In contrast, the steel model comes fresh from the drawing board, without any elements lifted from past releases. It has a number of visual hat tips to Apollo 11 as well as differences compared to the classic Moonwatch—a vintage-style bracelet, sapphire crystal, a ceramic bezel and a generous sprinkling of Moonshine gold. The 11 o’clock marker is subtly distinguished too by a numeral marker, while the rest of the dial has stick indices.
The image of Buzz Aldrin setting foot on the moon is laser engraved on the seconds sub-dial, whereas the closed steel caseback has Buzz’s footprint, just like the one that appeared on the moonphase Master Chronometer. The footprint engraving is surrounded by Neil Armstrong’s unforgettable quote: “That’s one small step for a man; one giant leap for mankind”.
The sub-dial engraving points to the actual moment when the Speedmaster truly turned into the Moonwatch. Overall, there’s quite a triumphant aura to the timepiece. The ornate presentation box only adds to this. The Apollo 11 anniversary box contains some special extras such as two mission patches, engraved plates with landing site coordinates and time, and even a lunar module display stand. This edition is limited to 6,969 pieces.
The big story that shouldn’t be forgotten amid this mood is that these anniversary watches come with a movement not seen in Moonwatches so far.

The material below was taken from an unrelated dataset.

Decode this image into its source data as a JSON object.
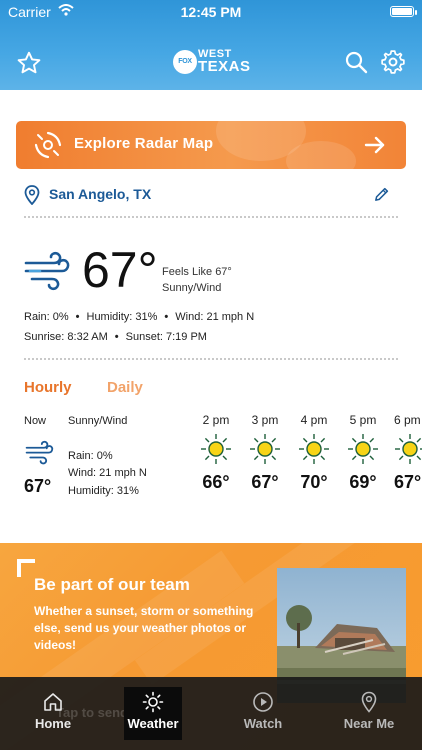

All bets were placed on the reintroduction of the legendary calibre 321, which powered the first watches on the moon, but Omega had a different plan. The new calibre 3861 is a METAS-certified Master Chronometer, accurate up to plus-five seconds per day and resistant to magnetic fields up to 15,000 Gauss. It is a manual-winding movement with co-axial escapement, silicon components and a METAS certification, signalling the next generation of the legendary calibre 1861. It is this dedication to innovation that makes Omega so special as a manufacture.
The Legendary Speedmaster
There can be no conversation about the history and evolution of wristwatches without mentioning the Speedmaster. This 62-year-old watch, which started life as race timer, went on to accompany humans into outer space, helped them return to Earth safely, and is a fabled design icon to this day.
Over the years, the Speedmaster Moonwatch has seen material innovation, addition of complications, movement upgrades and new designs, which have iterated on the original idea of a robust, legible chronograph. This had made the collection prolific, but no matter which one you choose, it will always remind you of how a Speedmaster went to the moon. That story will just never stop being special. Looking at this year’s anniversary releases, it feels like we are standing on the brink of the Speedmaster’s next chapter. So let’s see what journey the watch accompanies us on next.
Cover image courtesy: @bonvivant1982
Congratulations once again on the platform coming alive! In the light of day, the Speedmaster remains as relevant as ever!
Aware of how dear the Speedmaster is to us, I also must say that it’s design integrity still remains unchallenged by the passing of six decades, unlike many watches of its era. Dug this ad Omega put out ahead before ’57, “We designed the Speedmaster for men who reckon the time in seconds” in an attempt to find a wider audience, yet didn’t mean to get astronauts a look-in.
Thanks, Venus. The Speedmaster is indeed as timeless as it comes. Good design is good design after all.